Timothy Sandoval

Dennis Senchuk, associate professor of philosophy at Indiana University Bloomington, told Sacramento State students today that “race is a little more than an illusion.”

In his lecture titled “The Peculiar Unreality of Race” held in the Redwood Room, Senchuk explored common considerations on what make up racial groups. He explained that race is constructed by humans and their prejudices.

“Race is a theoretically incoherent creature of racism. I think the construction needs to be knocked over,” Senchuk said. “It’s prejudice leading to race, not race leading to prejudice.”

Senchuk said there is a broad-based scientific consensus that there is no biological or genetic basis for race. He said that at face value there are many differences among individuals in the same racial category, citing the differences between basketball player Wilt Chamberlain and actor and singer Sammy DavisJr., both of African descent.

“The difference in height was significant, let’s put it that way,” Senchuk said.

Senchuk pointed out that many ethnic groups simplify the way they see other ethnic groups to fit into one category.

“(Whites) may look different to one another, but Asians may think all whites are dog faced.” Senchuk said. “Can we really believe that other races are more alike than our own?”

Senchuk said he disagrees with early anthropologists who grouped races into three categories: negroids, caucasoids and mongoloids. He said their findings were based only on observational data and not genetic data.

He also disputed the idea that race depends on geographic setting, or common traits.

Senchuk then offered a hypothetical situation, in which all red-haired people, whom he called “rustoids,” moved to Iceland.

They would meet every consideration that would be required for race, Senchuk said.
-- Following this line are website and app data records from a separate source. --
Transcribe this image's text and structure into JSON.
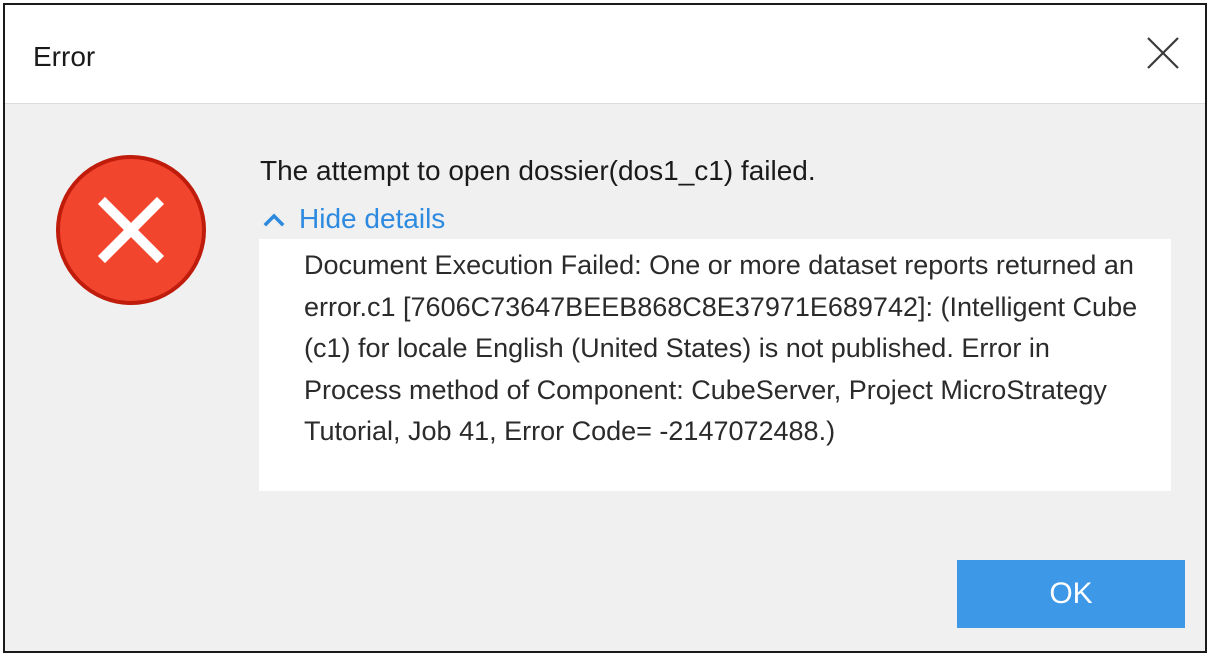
{
  "window": {
    "title": "Error"
  },
  "dialog": {
    "message": "The attempt to open dossier(dos1_c1) failed.",
    "details_toggle_label": "Hide details",
    "details_text": "Document Execution Failed: One or more dataset reports returned an error.c1 [7606C73647BEEB868C8E37971E689742]: (Intelligent Cube (c1) for locale English (United States) is not published. Error in Process method of Component: CubeServer, Project MicroStrategy Tutorial, Job 41, Error Code= -2147072488.)",
    "ok_label": "OK"
  },
  "icons": {
    "close": "close-icon",
    "error": "error-icon",
    "toggle": "chevron-up-icon"
  },
  "colors": {
    "error_red": "#f2452e",
    "error_ring": "#c01c0c",
    "link_blue": "#2d8ae0",
    "button_blue": "#3d98e8",
    "dialog_bg": "#f0f0f0"
  }
}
They would live in a certain geographic area, and they would share common traits.

Most would not consider them a race, however, he said.
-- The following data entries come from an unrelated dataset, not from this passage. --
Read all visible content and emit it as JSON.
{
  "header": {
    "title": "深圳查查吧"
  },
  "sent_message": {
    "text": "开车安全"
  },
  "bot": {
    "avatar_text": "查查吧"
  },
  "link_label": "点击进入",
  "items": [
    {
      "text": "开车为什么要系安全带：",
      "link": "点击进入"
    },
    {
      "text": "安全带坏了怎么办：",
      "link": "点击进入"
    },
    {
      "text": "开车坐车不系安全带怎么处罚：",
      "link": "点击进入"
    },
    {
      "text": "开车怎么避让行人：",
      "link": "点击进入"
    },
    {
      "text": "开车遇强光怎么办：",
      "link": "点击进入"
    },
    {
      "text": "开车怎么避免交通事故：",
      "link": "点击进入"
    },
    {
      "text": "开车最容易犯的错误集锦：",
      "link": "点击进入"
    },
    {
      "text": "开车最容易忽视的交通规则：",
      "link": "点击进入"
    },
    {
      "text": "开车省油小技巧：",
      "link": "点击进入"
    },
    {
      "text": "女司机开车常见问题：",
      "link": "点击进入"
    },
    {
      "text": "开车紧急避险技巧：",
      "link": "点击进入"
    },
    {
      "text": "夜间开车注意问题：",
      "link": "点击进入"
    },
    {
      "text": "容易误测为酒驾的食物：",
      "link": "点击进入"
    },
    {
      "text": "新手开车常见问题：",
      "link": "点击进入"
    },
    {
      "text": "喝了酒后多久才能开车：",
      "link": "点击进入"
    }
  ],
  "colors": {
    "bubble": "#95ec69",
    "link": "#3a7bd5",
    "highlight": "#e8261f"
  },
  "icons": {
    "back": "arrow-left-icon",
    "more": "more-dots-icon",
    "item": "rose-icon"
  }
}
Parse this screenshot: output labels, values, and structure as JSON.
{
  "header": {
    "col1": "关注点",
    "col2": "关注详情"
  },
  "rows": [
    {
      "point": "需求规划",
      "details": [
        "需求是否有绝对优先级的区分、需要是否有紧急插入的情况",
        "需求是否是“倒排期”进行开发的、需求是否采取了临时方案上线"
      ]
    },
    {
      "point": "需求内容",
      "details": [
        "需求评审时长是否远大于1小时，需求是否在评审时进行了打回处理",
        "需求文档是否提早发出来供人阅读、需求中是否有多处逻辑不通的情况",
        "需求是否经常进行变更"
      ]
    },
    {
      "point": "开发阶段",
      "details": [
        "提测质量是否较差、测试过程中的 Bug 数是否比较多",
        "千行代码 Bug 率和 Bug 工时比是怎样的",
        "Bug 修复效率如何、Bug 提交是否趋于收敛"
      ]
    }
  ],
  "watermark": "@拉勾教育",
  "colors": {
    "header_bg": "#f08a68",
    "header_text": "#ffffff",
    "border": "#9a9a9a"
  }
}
Russell DiSilvestro, associate professor of philosophy at Sac State and organizer of the event, said he was happy with the event’s turnout.

“We were very privileged to have him,” DiSilvestro said.

DiSilvestro said he organized the event because he thought the diverse student population at Sac State might be interested in the topic. He said there are many racial overtones present in American society today, especially with President Barack Obama’s election and the concept of a “post-racial nation.”

“Race has been in the air in the nation,” DiSilvestro said.

Timothy Sandoval can be reached at [email protected].